Please report how many lines of the following entries hold the word "folder", giving the number alone.

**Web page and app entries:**
--------

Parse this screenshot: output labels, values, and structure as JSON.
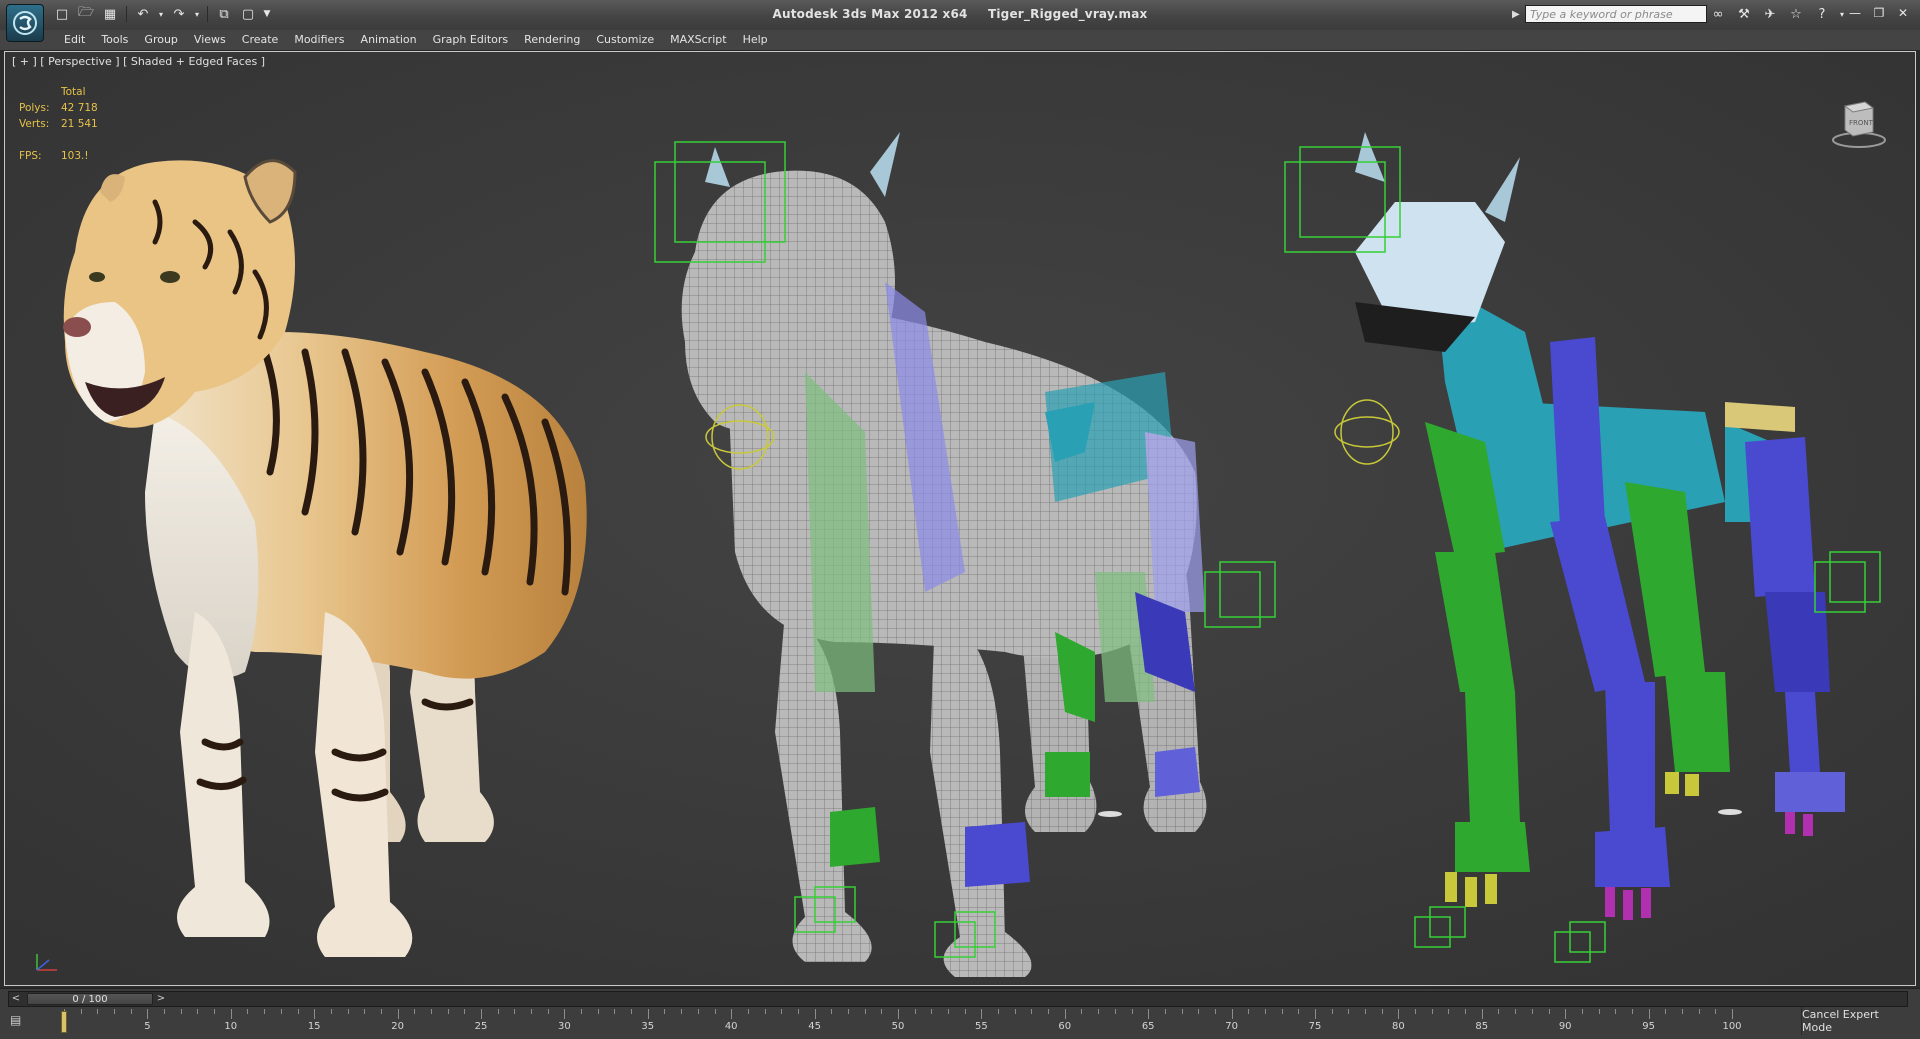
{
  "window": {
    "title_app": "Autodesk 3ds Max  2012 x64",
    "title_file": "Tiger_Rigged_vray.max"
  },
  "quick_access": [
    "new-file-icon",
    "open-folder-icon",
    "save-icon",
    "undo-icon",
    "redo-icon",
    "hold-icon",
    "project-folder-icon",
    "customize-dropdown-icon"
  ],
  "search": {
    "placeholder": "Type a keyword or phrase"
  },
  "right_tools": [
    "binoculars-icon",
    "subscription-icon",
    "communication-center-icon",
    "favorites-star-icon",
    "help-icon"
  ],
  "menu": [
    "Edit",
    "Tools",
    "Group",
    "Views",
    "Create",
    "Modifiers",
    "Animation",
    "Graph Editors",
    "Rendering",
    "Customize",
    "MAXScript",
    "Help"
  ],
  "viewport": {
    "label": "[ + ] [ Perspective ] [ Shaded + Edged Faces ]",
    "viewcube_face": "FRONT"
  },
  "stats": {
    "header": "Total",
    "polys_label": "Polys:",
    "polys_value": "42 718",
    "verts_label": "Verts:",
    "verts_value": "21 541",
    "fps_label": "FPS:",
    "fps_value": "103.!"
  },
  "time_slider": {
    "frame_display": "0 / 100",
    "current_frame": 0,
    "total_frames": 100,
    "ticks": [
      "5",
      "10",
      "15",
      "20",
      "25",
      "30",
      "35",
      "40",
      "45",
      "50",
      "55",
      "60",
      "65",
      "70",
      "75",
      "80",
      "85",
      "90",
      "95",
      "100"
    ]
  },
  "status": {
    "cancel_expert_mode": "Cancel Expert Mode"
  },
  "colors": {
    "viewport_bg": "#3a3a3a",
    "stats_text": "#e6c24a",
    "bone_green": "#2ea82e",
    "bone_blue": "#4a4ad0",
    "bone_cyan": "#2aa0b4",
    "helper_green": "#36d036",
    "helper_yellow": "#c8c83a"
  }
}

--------

**Exercise response:** 2